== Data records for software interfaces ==
Segment Open

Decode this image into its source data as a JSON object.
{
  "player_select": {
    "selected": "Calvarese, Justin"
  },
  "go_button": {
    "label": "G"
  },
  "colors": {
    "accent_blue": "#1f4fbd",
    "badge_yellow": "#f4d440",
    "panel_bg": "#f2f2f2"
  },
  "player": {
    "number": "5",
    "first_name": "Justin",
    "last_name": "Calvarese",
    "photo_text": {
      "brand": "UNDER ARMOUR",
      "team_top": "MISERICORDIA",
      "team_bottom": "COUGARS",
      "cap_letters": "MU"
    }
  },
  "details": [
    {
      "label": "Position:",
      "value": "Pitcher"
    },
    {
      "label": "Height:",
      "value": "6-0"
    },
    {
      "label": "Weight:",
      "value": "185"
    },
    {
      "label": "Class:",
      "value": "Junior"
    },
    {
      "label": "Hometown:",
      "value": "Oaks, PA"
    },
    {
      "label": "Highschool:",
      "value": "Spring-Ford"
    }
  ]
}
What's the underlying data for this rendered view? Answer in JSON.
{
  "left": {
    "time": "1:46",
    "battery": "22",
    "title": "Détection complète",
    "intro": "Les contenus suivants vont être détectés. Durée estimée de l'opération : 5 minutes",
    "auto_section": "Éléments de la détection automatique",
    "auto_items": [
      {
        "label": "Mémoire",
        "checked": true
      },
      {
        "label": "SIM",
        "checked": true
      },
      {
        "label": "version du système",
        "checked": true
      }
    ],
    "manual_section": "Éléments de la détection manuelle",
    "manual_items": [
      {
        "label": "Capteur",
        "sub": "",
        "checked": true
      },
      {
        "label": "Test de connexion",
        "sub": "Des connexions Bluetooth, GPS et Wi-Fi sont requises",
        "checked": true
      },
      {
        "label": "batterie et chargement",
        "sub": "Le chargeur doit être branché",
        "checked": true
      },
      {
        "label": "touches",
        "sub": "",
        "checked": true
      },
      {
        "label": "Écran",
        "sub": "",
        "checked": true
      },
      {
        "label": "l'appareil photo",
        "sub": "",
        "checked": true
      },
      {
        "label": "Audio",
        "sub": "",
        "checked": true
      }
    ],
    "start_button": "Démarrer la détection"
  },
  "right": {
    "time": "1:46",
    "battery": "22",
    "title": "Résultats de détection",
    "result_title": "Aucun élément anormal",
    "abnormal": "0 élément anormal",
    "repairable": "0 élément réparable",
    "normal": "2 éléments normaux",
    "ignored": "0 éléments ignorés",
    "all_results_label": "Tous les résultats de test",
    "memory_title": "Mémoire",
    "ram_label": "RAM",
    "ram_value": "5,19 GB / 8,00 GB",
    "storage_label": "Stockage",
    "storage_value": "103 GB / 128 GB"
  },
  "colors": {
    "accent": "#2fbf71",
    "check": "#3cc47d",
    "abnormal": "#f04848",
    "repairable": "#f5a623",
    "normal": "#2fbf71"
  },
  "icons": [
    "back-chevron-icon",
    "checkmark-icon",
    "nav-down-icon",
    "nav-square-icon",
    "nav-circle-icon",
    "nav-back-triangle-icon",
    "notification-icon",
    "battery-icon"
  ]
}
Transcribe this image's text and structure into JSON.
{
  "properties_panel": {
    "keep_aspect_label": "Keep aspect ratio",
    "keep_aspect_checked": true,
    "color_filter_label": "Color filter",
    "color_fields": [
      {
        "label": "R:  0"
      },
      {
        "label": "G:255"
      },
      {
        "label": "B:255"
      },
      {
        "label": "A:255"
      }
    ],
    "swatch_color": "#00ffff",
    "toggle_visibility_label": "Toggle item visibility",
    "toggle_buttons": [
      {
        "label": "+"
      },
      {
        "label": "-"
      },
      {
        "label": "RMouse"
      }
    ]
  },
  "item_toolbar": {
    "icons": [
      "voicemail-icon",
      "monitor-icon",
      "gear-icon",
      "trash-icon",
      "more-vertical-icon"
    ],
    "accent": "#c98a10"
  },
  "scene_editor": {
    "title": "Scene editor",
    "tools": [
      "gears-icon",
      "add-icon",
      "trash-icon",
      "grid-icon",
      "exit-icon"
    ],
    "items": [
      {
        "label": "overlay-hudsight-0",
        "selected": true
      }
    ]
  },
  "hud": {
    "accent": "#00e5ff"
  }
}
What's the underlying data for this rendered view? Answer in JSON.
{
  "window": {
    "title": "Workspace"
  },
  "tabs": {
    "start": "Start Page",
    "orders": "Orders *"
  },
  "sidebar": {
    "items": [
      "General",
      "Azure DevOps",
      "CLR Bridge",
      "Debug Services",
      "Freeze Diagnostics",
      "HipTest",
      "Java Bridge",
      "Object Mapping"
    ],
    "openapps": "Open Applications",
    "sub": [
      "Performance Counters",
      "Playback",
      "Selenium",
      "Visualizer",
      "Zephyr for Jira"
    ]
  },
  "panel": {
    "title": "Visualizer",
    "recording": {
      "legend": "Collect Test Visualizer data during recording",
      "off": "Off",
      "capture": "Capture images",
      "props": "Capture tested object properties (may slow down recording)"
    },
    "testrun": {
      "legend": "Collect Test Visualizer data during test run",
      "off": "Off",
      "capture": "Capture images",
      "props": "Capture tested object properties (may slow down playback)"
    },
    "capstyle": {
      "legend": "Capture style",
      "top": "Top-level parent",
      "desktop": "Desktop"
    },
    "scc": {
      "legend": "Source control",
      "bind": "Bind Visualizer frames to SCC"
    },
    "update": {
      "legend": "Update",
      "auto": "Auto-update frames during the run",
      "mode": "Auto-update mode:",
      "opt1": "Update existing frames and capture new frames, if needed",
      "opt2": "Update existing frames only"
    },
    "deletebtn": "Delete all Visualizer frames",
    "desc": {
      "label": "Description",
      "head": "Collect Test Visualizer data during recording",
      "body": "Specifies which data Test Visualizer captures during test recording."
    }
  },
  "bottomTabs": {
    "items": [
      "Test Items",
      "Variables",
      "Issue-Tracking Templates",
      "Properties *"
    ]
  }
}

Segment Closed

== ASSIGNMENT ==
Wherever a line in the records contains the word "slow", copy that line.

== RESULT ==
      "props": "Capture tested object properties (may slow down recording)"
      "props": "Capture tested object properties (may slow down playback)"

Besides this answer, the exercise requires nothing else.